With a little over a week until the Le Mans Test Day on Easter Sunday, the time is right to anticipate what we might glean from it. The bad news is that I won’t be there, as we booked a family holiday more than a year ago, so we shall be away in Italy while the eyes of the sports car world will be on Le Mans. However, I am hoping that data will be available, and that even if I can’t be there, I will at least be able to draw something out of the events of the weekend.
In any case, what we learn may well be limited, since the lap times recorded will not necessarily be an indication of potential race laps in June. Allan McNish said to me, following his four-day test of the Audi R18 at Sebring last month: “My guess is that we may not know until qualifying at Spa in May,” in answer to the question of where Audi would be in terms of pace and the opposition, “as we’ll all be on various programmes on the Le Mans test day. Even then, it could be raceday at Spa before a clear picture plays out.”
On the subject of the Sebring test, McNish revealed that the two R18 chassis had been on different programmes - one of which was an endurance test, but he didn’t say (wouldn’t say) what the other programme was. My guess would be that it was to do with fuel consumption on different engine maps, but that is pure speculation. Almost certainly there will be a car at Le Mans from both Audi and Peugeot looking specifically at fuel consumption and, more importantly, the number of laps that can be completed on a tank of diesel.
The fact that Peugeot has announced that they will be running only the three 908s at the test day - and not the hybrid car - is hardly a surprise. They have had a number of setbacks during their testing thus far and their focus must be on avenging the defeat last year in the 24 hours. Ultimately, it will be down to achieving top marks in two categories: pace and consistency. Perfection in the pits and reliability on the track will be essential.
I got the feeling from McNish - both when I spoke to him in person at Paul Ricard and in email discussion after Sebring - that Audi is optimistic. But for both Peugeot and Audi, the less powerful cars demanded by this year’s regulations means that for the first time since Peugeot and Audi have competed together at Le Mans, both manufacturers are at the same point in the development cycle.
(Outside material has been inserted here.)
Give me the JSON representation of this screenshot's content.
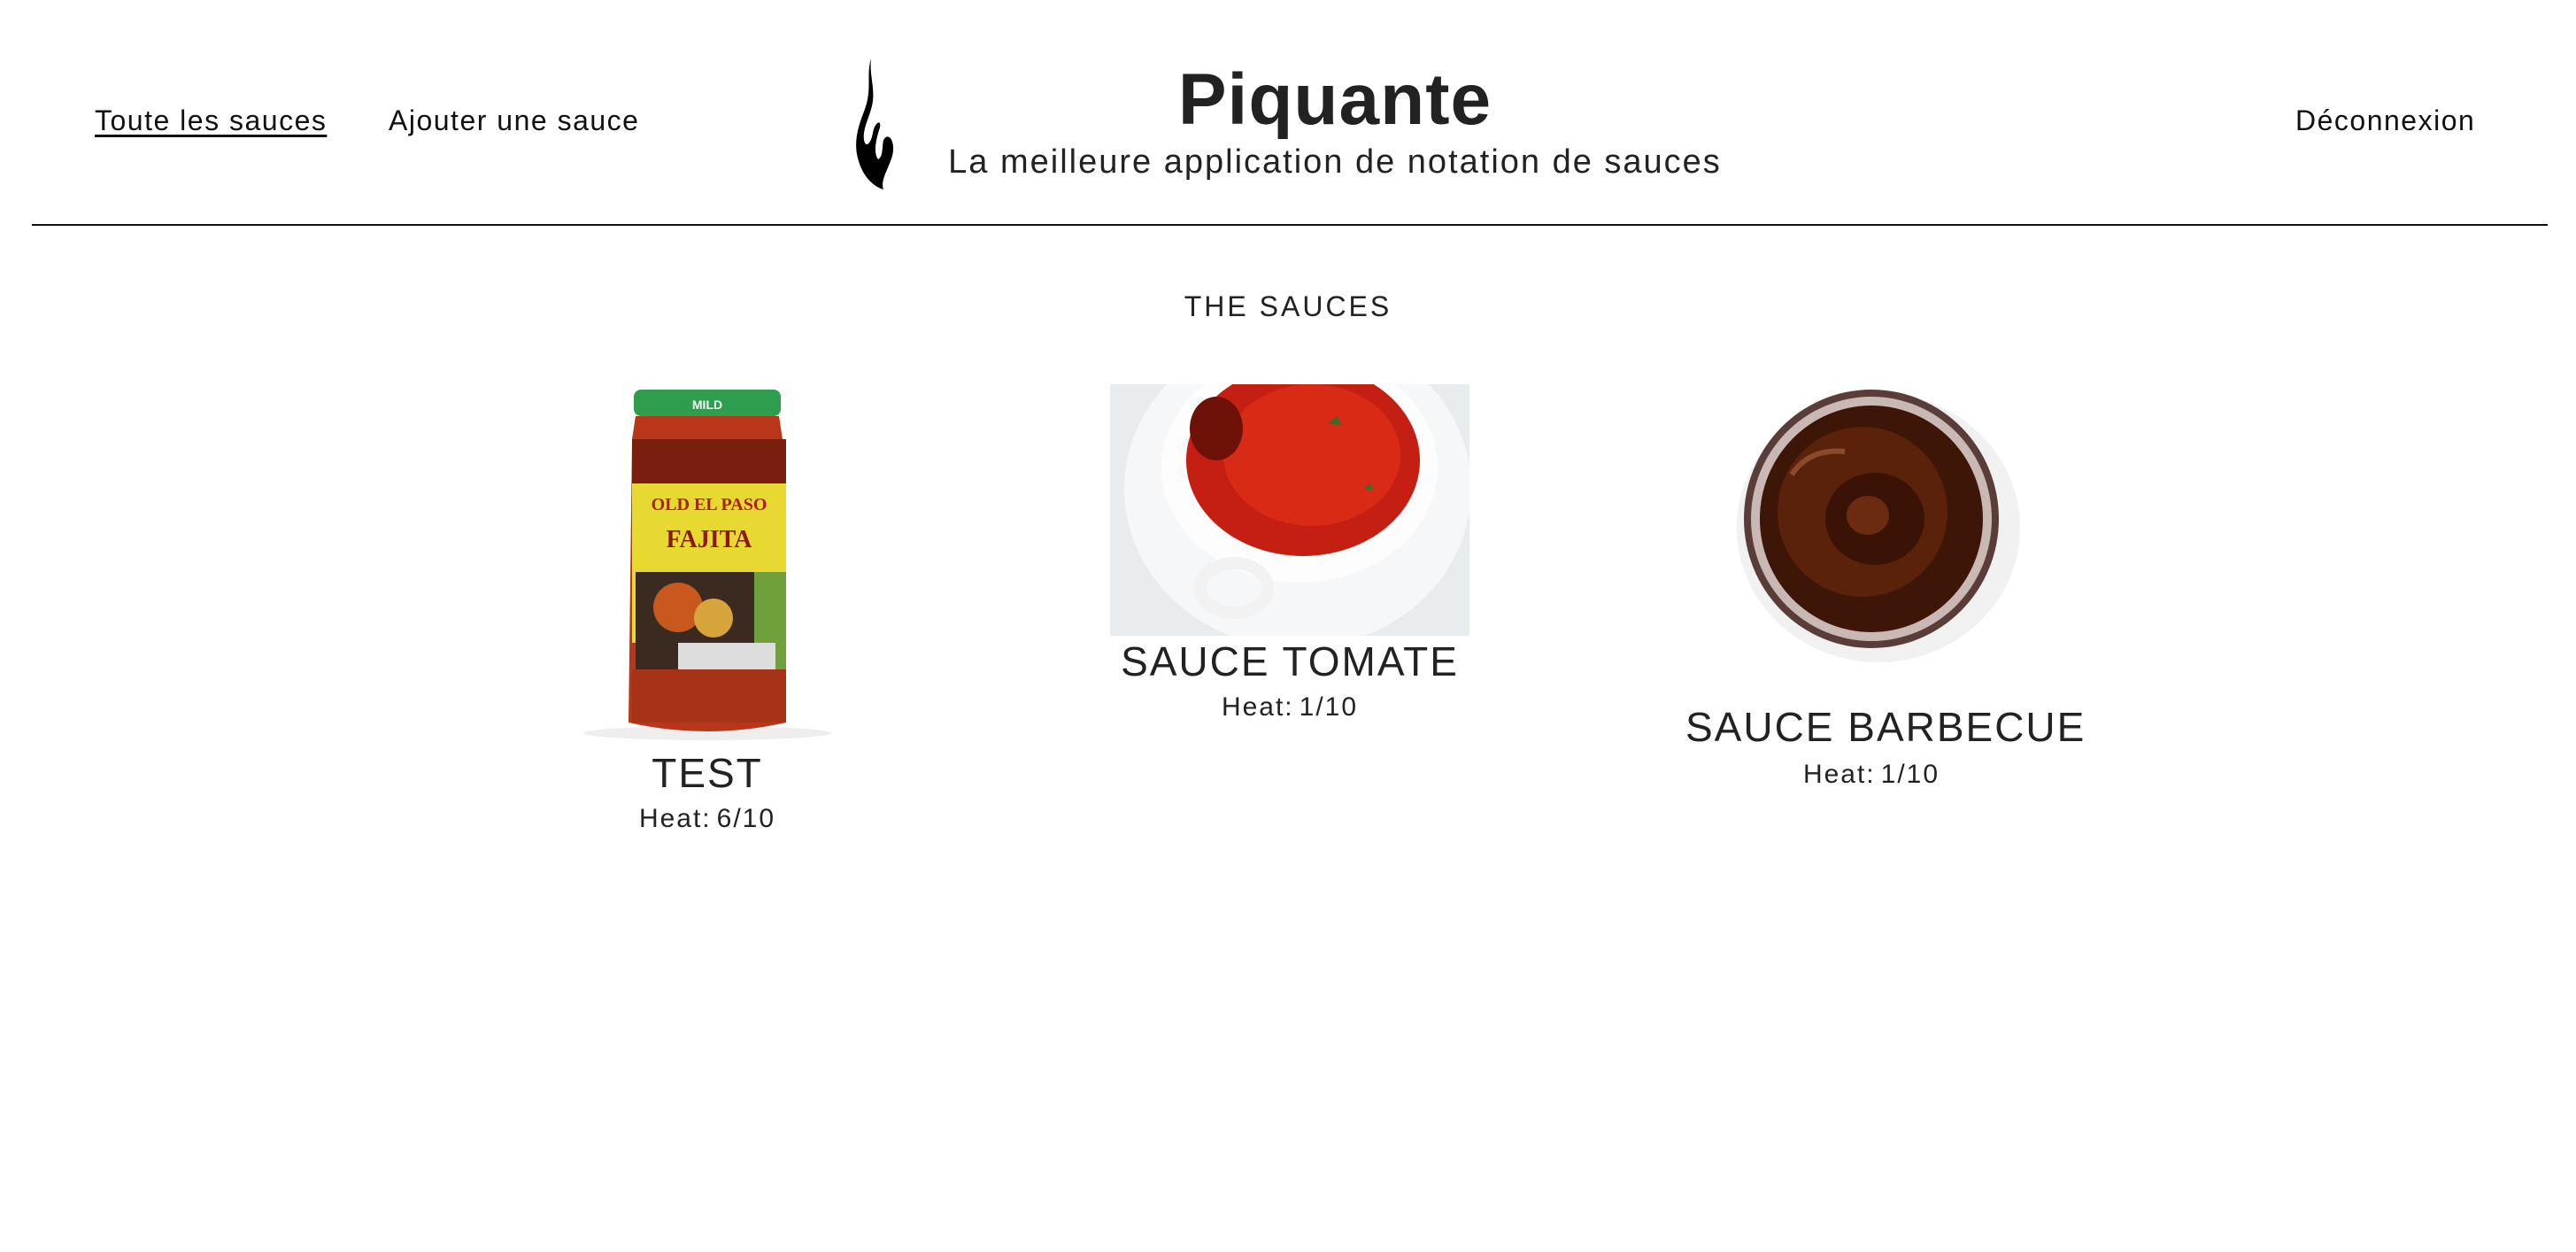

McNish recognises the problem: “In reality we are still very much in the early learning stages and trying to understand what makes this car (the Audi R18) tick. It is a very different concept from the mechanical and engineering point of view, so we’re learning all of the time.”